All in One List for Rental Property

6 Replies

I wanted to start this off with asking everyone what list they use to plan for expenses on their rental investments. Basics like planning for taxes, insurance and destructive tenants are on every list but I am struggling to find a list that has all those granular details of things like CPA and accounting costs, Lawyer fees, Leasing commissions paid to property management if its not built into a flat fee and so on. Any and all items we can add to this list would be great. 

Hey Adam, its relatively cut and dry depending no what times of transactions you're working on. In the SFR space, there really shouldn't be much in the way of additional legal and accounting costs. Sure, you may need to file a few extra forms, but it's really not rocket science and any half decent CPA should be able to do it for you for no more than a few hundred bucks.

I always account for the following when UW deals:

- Property taxes

- Property insurance (including an umbrella policy)

- Property management monthly fee

- Property management re-lease fee (I assume I have a new tenant move in each year)

- Owner paid utilities (if any)

- Maintenance and repairs (for a SFR, I assume between $75-100/mo)

- Capex reserve (depending on the condition of the major things in the property, this will drive cap ex reserves)

- Turn reserves (I like to have at least $750 in the bank for a turn)

Other than that, depending on whether or not a property is held in an LLC or not, I may add an additional LLC fee of $800/yr (since I live in CA) and I will also usually throw in an additional $200 in accounting expenses. The nice thing is that as I grow my portfolio, the LLC fee and accounting gets split up amongst multiple properties so on a per property basis it becomes less expensive.

Hopefully this helps, but feel free to reach out with any additional questions. 

May I ask what the purpose is? I mean, this sounds like an awful lot of work for a very small payoff. Maybe you should add a category to your expense list titled, "Time wasted building super-detailed lists that won't help me in any way." LOL!

Seriously, it's a joke. I put "LOL" at the end so you know I'm not trying to insult you.

Maybe you're a data nerd and just love to play with numbers.
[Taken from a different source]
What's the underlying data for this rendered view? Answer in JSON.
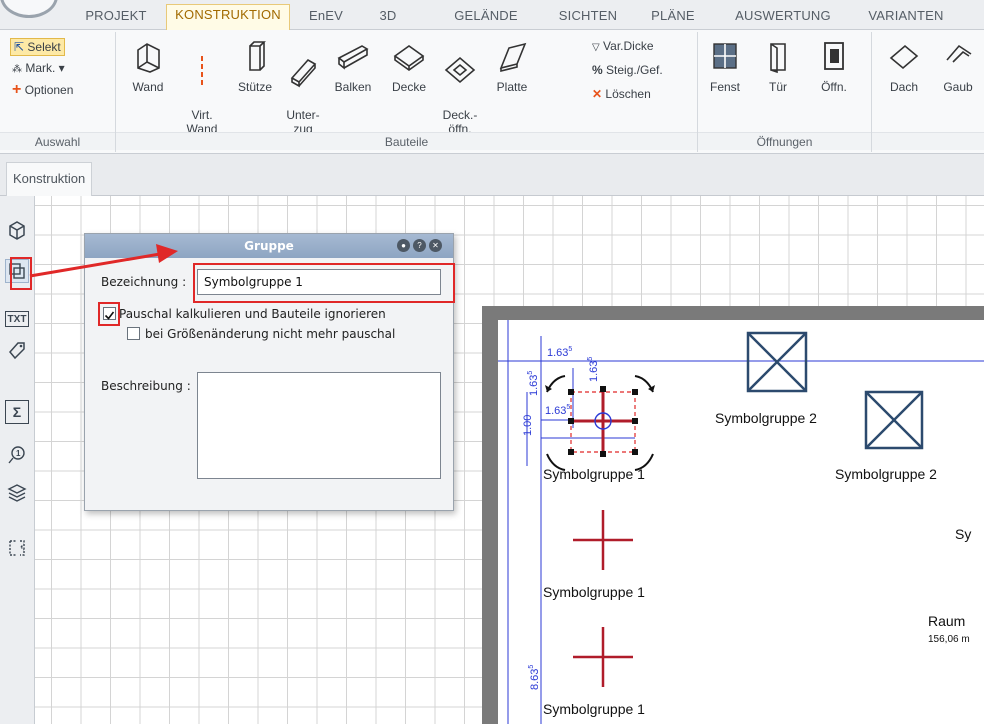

If that's the case, I would suggest you find a way to put your skills to work for you by analyzing new deals instead of micro-analyzing existing deals.

There's no need to get so granular. Most people buy an investment without really knowing the most basic numbers but they still manage to make a good return if they just stick it out. Investors that set aside 50% of their income towards projected expenditures like maintenance, capex, and property management are likely to fair far better. Adding nit-noid details beyond that is likely to have very little effect on your return, if any at all.

@Adam Murray I was going to post something along the lines of what @Nathan G. said.

I will add that you have to find a balance between to granular and too general. It is probably more important to be consistent than to be really granular. Consistency allows you to compare property to property and year to year. 

Thanks for the replies guys. all of it helps and Michael addressed some of the little things I was curious about as expenses at I think of as out of sight and out of mind. 

Originally posted by @Michael Albaum :


- Turn reserves (I like to have at least $750 in the bank for a turn)

Other than that, depending on whether or not a property is held in an LLC or not, I may add an additional LLC fee of $800/yr (since I live in CA) and I will also usually throw in an additional $200 in accounting expenses. The nice thing is that as I grow my portfolio, the LLC fee and accounting gets split up amongst multiple properties so on a per property basis it becomes less expensive.

Hopefully this helps, but feel free to reach out with any additional questions. 

Great stuff and thanks for the help.